Furthermore, in response to allegations that Canada declined to airlift Tigrayan refugees to Canada to help alleviate their suffering, Tremblay said that, “IRCC has made a commitment to resettle refugees from Africa and the Middle East, beginning with 200-300 individuals in 2022 and 700-800 in 2023 and up to 1,000 annually starting in 2024.”
A Dec. 5, 2022 news release by the House of Commons Sub-committee on International Human Rights, acknowledged that during hearings last year, “witnesses testified about gross human rights violations amounting to war crimes, crimes against humanity and ethnic cleansing” in Tigray and that “…members heard of women being held against their will, tortured and violently raped by groups of Ethiopian and allied soldiers in front of their husbands and children.”
Concerns from the diaspora
On a personal level, all Tigrayans whom NCM spoke with say they have since lost contact with their families and friends back home.
One of them is Winnipeg-based Yirgalem Kidane, who insists the war has affected the lives and livelihoods of all Tigrayans either at home or in the diaspora. In her words, “I have not heard from my father back in Tigray for two years now. I have no idea if he is dead or alive as well as all of my family members back home. This is because telephone lines, communication, internet have all been cut off. Schools, banks, hospitals have been shut and closed down since 2020.
“No information comes out about the people left behind. How do you live everyday and carry on everyday, not knowing if you will ever see your family members alive again? How, how?”
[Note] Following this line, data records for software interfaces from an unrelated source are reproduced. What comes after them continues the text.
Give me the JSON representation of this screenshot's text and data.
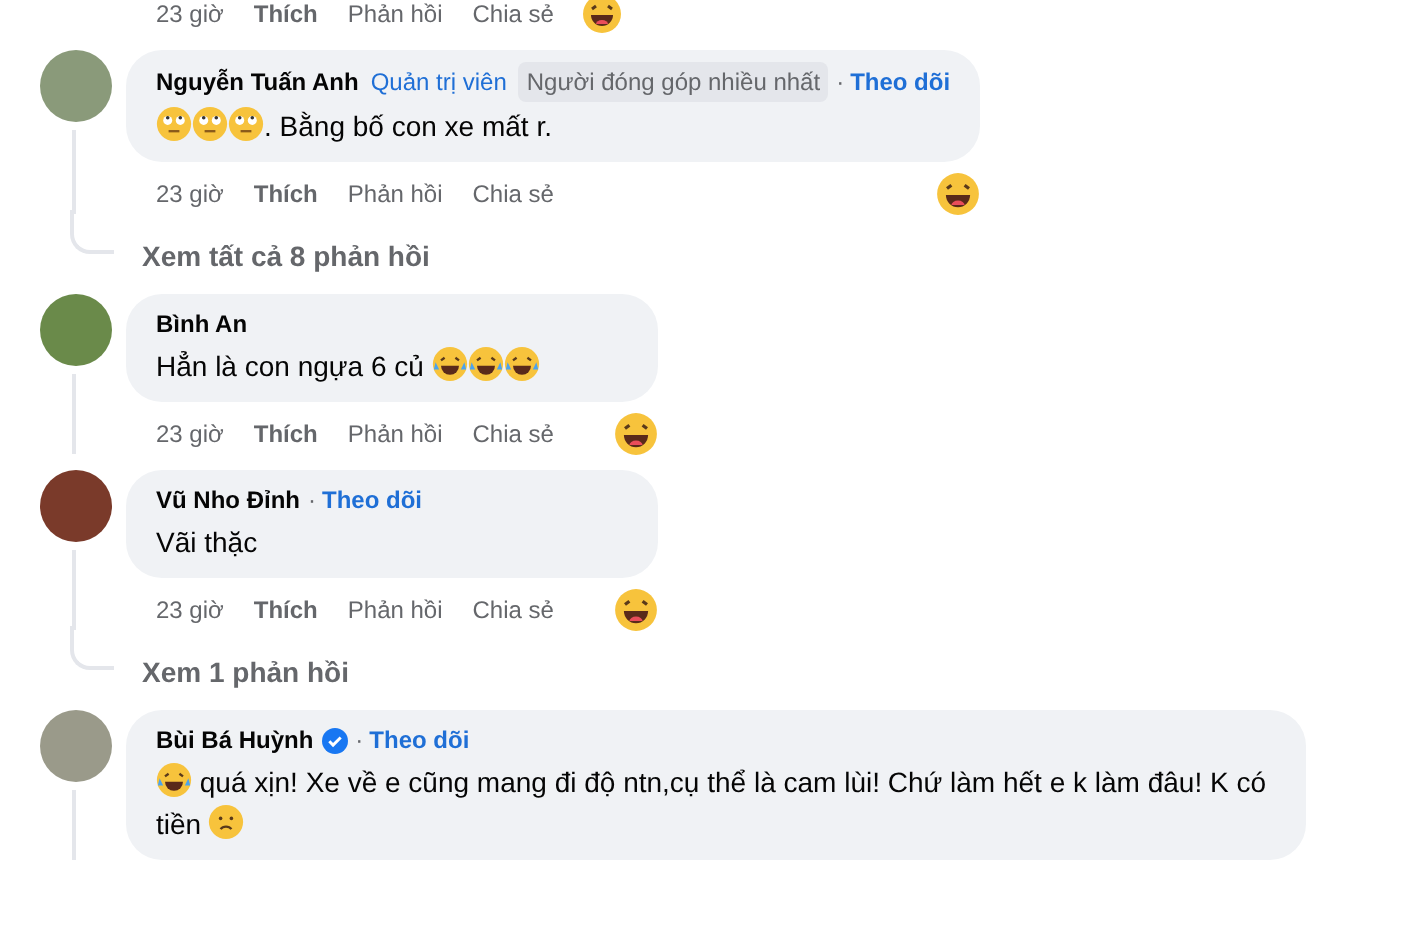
{
  "top_actions": {
    "time": "23 giờ",
    "like": "Thích",
    "reply": "Phản hồi",
    "share": "Chia sẻ"
  },
  "items": [
    {
      "kind": "comment",
      "name": "Nguyễn Tuấn Anh",
      "verified": false,
      "role": "Quản trị viên",
      "badge": "Người đóng góp nhiều nhất",
      "dot": "·",
      "follow": "Theo dõi",
      "body": [
        {
          "kind": "face-roll"
        },
        {
          "kind": "face-roll"
        },
        {
          "kind": "face-roll"
        },
        {
          "kind": "text",
          "text": ". Bằng bố con xe mất r."
        }
      ],
      "time": "23 giờ",
      "like": "Thích",
      "reply": "Phản hồi",
      "share": "Chia sẻ"
    },
    {
      "kind": "more",
      "text": "Xem tất cả 8 phản hồi"
    },
    {
      "kind": "comment",
      "name": "Bình An",
      "verified": false,
      "body": [
        {
          "kind": "text",
          "text": "Hẳn là con ngựa 6 củ "
        },
        {
          "kind": "face-tears"
        },
        {
          "kind": "face-tears"
        },
        {
          "kind": "face-tears"
        }
      ],
      "time": "23 giờ",
      "like": "Thích",
      "reply": "Phản hồi",
      "share": "Chia sẻ"
    },
    {
      "kind": "comment",
      "name": "Vũ Nho Đỉnh",
      "verified": false,
      "dot": "·",
      "follow": "Theo dõi",
      "body": [
        {
          "kind": "text",
          "text": "Vãi thặc"
        }
      ],
      "time": "23 giờ",
      "like": "Thích",
      "reply": "Phản hồi",
      "share": "Chia sẻ"
    },
    {
      "kind": "more",
      "text": "Xem 1 phản hồi"
    },
    {
      "kind": "comment",
      "name": "Bùi Bá Huỳnh",
      "verified": true,
      "dot": "·",
      "follow": "Theo dõi",
      "body": [
        {
          "kind": "face-tears"
        },
        {
          "kind": "text",
          "text": " quá xịn! Xe về e cũng mang đi độ ntn,cụ thể là cam lùi! Chứ làm hết e k làm đâu! K có tiền "
        },
        {
          "kind": "face-sad"
        }
      ]
    }
  ]
}
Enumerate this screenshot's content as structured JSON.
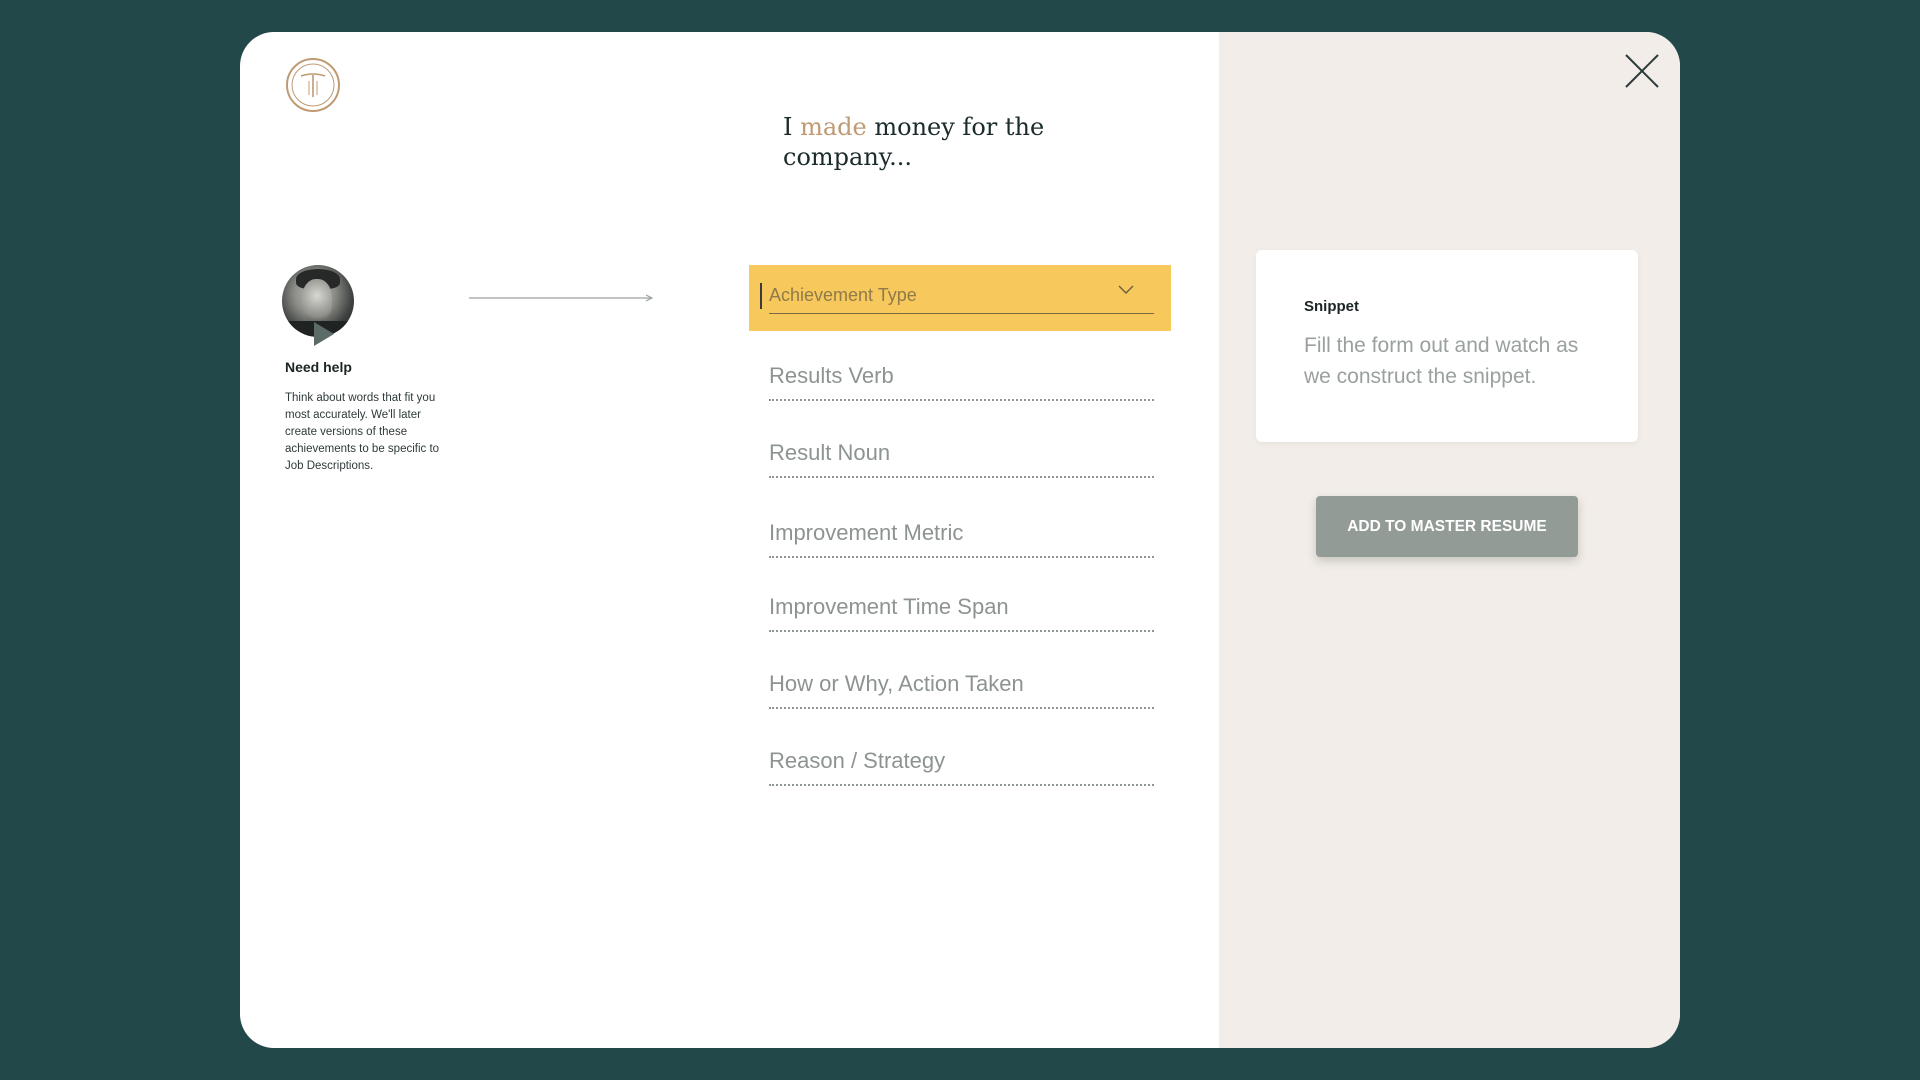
{
  "headline": {
    "prefix": "I ",
    "accent_word": "made",
    "suffix": " money for the company..."
  },
  "help": {
    "title": "Need help",
    "text": "Think about words that fit you most accurately. We'll later create versions of these achievements to be specific to Job Descriptions."
  },
  "form": {
    "dropdown_label": "Achievement Type",
    "fields": [
      "Results Verb",
      "Result Noun",
      "Improvement Metric",
      "Improvement Time Span",
      "How or Why, Action Taken",
      "Reason / Strategy"
    ]
  },
  "snippet": {
    "title": "Snippet",
    "body": "Fill the form out and watch as we construct the snippet."
  },
  "add_button_label": "ADD TO MASTER RESUME",
  "colors": {
    "background": "#23484a",
    "accent_gold": "#bf9a73",
    "dropdown_active": "#f7c95d",
    "side_panel": "#f2ede8",
    "button": "#939b96"
  },
  "icons": {
    "logo": "monogram-t-logo",
    "close": "close-icon",
    "play": "play-icon",
    "arrow": "arrow-right-icon",
    "chevron": "chevron-down-icon"
  }
}
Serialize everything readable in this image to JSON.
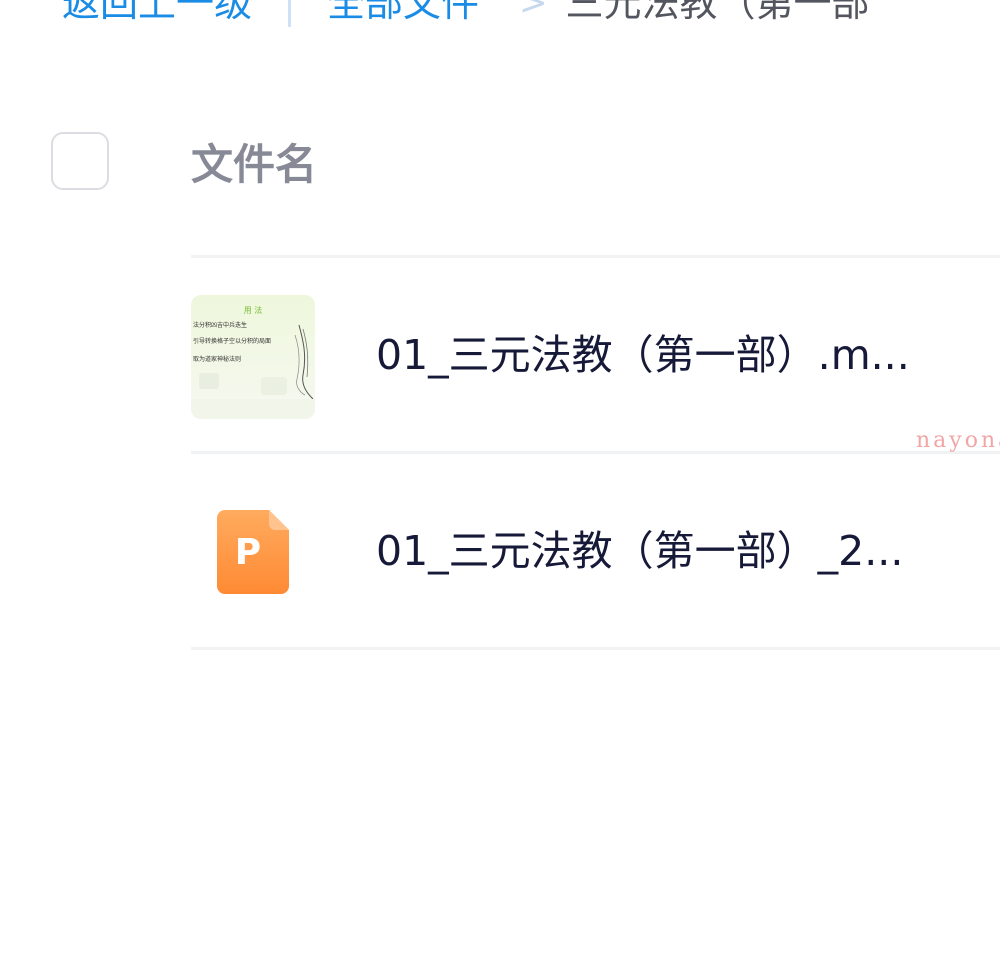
{
  "breadcrumb": {
    "back_label": "返回上一级",
    "all_files_label": "全部文件",
    "current_label": "三元法教（第一部"
  },
  "header": {
    "filename_column": "文件名"
  },
  "files": [
    {
      "name": "01_三元法教（第一部）.m...",
      "thumbnail": "document-page-thumbnail",
      "thumb_text": {
        "title": "用 法",
        "line1": "法分积凶吉中兵迭生",
        "line2": "引导转换格子空以分积的局面",
        "line3": "取为道家神秘法则"
      }
    },
    {
      "name": "01_三元法教（第一部）_2...",
      "icon": "ppt-file-icon",
      "icon_letter": "P",
      "icon_color": "#ff8f3a"
    }
  ],
  "watermark": "nayona",
  "colors": {
    "link": "#1a8ce6",
    "header_text": "#878a96",
    "file_text": "#161a38",
    "divider": "#f1f2f4",
    "ppt_orange": "#ff8f3a",
    "watermark": "#f0a6a6"
  }
}
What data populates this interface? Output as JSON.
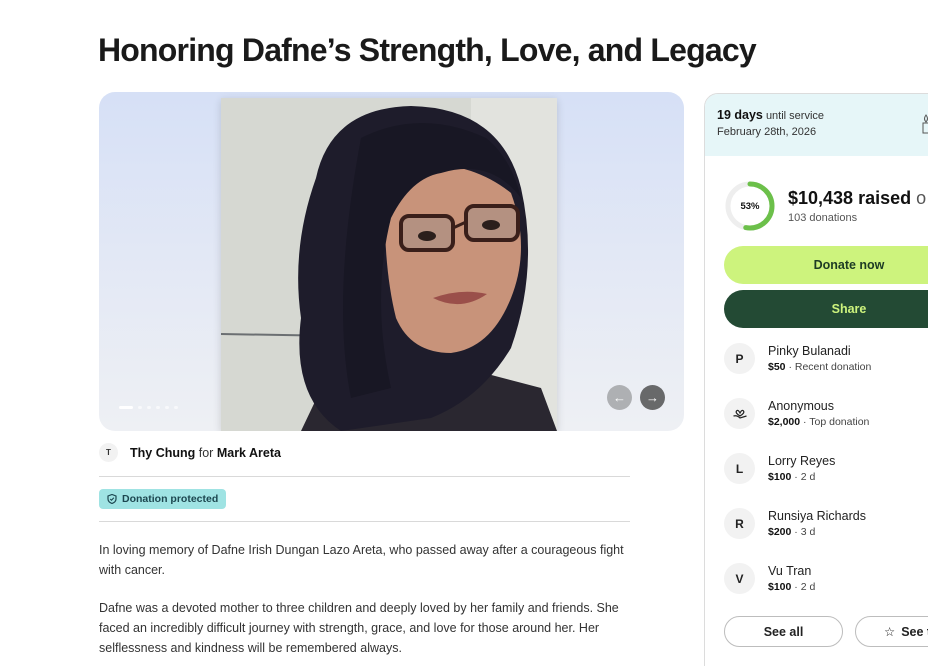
{
  "page": {
    "title": "Honoring Dafne’s Strength, Love, and Legacy"
  },
  "organizer": {
    "avatar_initial": "T",
    "name": "Thy Chung",
    "connector": "for",
    "beneficiary": "Mark Areta"
  },
  "badge": {
    "label": "Donation protected"
  },
  "story": {
    "paragraphs": [
      "In loving memory of Dafne Irish Dungan Lazo Areta, who passed away after a courageous fight with cancer.",
      "Dafne was a devoted mother to three children and deeply loved by her family and friends. She faced an incredibly difficult journey with strength, grace, and love for those around her. Her selflessness and kindness will be remembered always."
    ]
  },
  "service": {
    "days": "19 days",
    "until_label": "until service",
    "date": "February 28th, 2026"
  },
  "fundraiser": {
    "percent_label": "53%",
    "progress_fraction": 0.53,
    "raised": "$10,438 raised",
    "raised_suffix": "o",
    "donations_count": "103 donations"
  },
  "actions": {
    "donate": "Donate now",
    "share": "Share",
    "see_all": "See all",
    "see_top": "See t"
  },
  "donors": [
    {
      "initial": "P",
      "name": "Pinky Bulanadi",
      "amount": "$50",
      "detail": " · Recent donation"
    },
    {
      "initial": "",
      "name": "Anonymous",
      "amount": "$2,000",
      "detail": " · Top donation"
    },
    {
      "initial": "L",
      "name": "Lorry Reyes",
      "amount": "$100",
      "detail": " · 2 d"
    },
    {
      "initial": "R",
      "name": "Runsiya Richards",
      "amount": "$200",
      "detail": " · 3 d"
    },
    {
      "initial": "V",
      "name": "Vu Tran",
      "amount": "$100",
      "detail": " · 2 d"
    }
  ],
  "colors": {
    "accent_green": "#cdf37d",
    "dark_green": "#234a34",
    "progress_green": "#6cc04a",
    "badge_teal": "#9fe3e3",
    "service_bg": "#e6f6f8"
  }
}
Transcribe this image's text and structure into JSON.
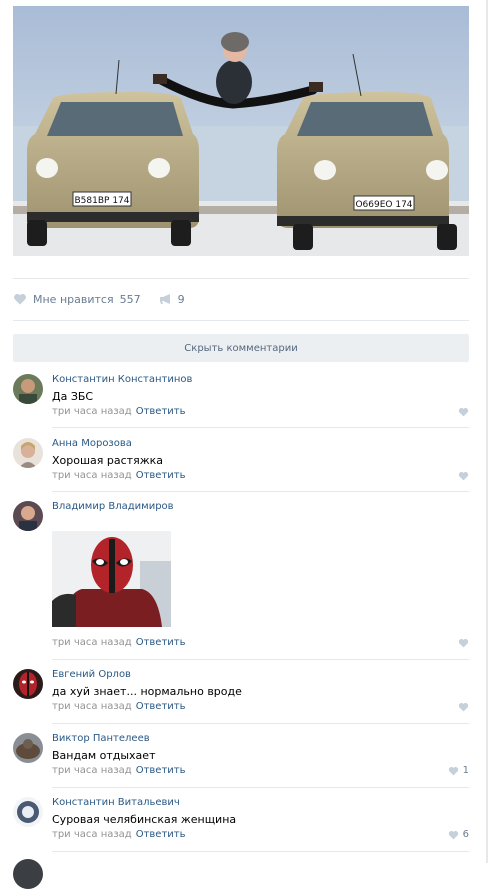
{
  "post": {
    "likes_label": "Мне нравится",
    "likes_count": "557",
    "reposts_count": "9"
  },
  "hide_comments_label": "Скрыть комментарии",
  "comments": [
    {
      "author": "Константин Константинов",
      "text": "Да ЗБС",
      "time": "три часа назад",
      "reply": "Ответить",
      "likes": ""
    },
    {
      "author": "Анна Морозова",
      "text": "Хорошая растяжка",
      "time": "три часа назад",
      "reply": "Ответить",
      "likes": ""
    },
    {
      "author": "Владимир Владимиров",
      "text": "",
      "time": "три часа назад",
      "reply": "Ответить",
      "likes": ""
    },
    {
      "author": "Евгений Орлов",
      "text": "да хуй знает... нормально вроде",
      "time": "три часа назад",
      "reply": "Ответить",
      "likes": ""
    },
    {
      "author": "Виктор Пантелеев",
      "text": "Вандам отдыхает",
      "time": "три часа назад",
      "reply": "Ответить",
      "likes": "1"
    },
    {
      "author": "Константин Витальевич",
      "text": "Суровая челябинская женщина",
      "time": "три часа назад",
      "reply": "Ответить",
      "likes": "6"
    }
  ],
  "photo": {
    "plate_left": "В581ВР 174",
    "plate_right": "О669ЕО 174"
  },
  "colors": {
    "link": "#2a5885",
    "meta": "#939393",
    "icon": "#c5d0db",
    "button_bg": "#eceff2"
  }
}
Regarding an ongoing peace deal recently signed between the warring parties and supervised by the African Union, Girmay agrees that peace is good in order to “save the rest of peoples’ lives and natural resources, but there is still something unresolved. Yes, we have a ceasefire between Ethiopia and Tigray now, but what about Eritrea? How do you take them out after they were invited by Ethiopia?”
Suzi Gebremusse, a Winnipeg resident of Tigrayan origin laments: “They say there is peace but it is not peaceful. The Ethiopian forces and Eritrean soldiers are still very much there. I wish to go back home one day to be there with my people and be there and suffer with them. Tigrayan people are all like family.”
Kidane agrees and speaks in the same vein. “As far as I know, the Canadian government has offered that any Tigrayan who is in Canada as a student or on a temporary basis, is free to stay on in the country. That is the only Canadian government offer of help that I know.”
Repeated efforts by NCM to get a response to these allegations from the Ethiopian government were unfruitful. In a phone call to the Ethiopian embassy in Ottawa, NCM was given a WhatsApp number to send our enquiries to. Since the questions were sent to that number on Dec. 14, 2022, there has been no response from the embassy.
For its part, the House Sub-committee resolved that “all those who have committed violations of international human rights and humanitarian law be held accountable. The Sub-committee urges all parties to the conflict to fully engage in the peace and transitional justice processes.”
Emmanuel Nwaneri is a journalist with about 27 years of writing, travel and journalism experience in Nigeria, South Africa and Australia. He moved to Johannesburg in South Africa where he spent 10 years as a writer, journalism tutor and commentator. His time in South Africa afforded him the chance to observe the fast-changing dynamics of a country popularly-known as “a rainbow nation." He relocated to Winnipeg with his family in 2018 where he has since found interest in the Customer Service industry. He has published Once Upon A Woman and is working on a second work of fiction.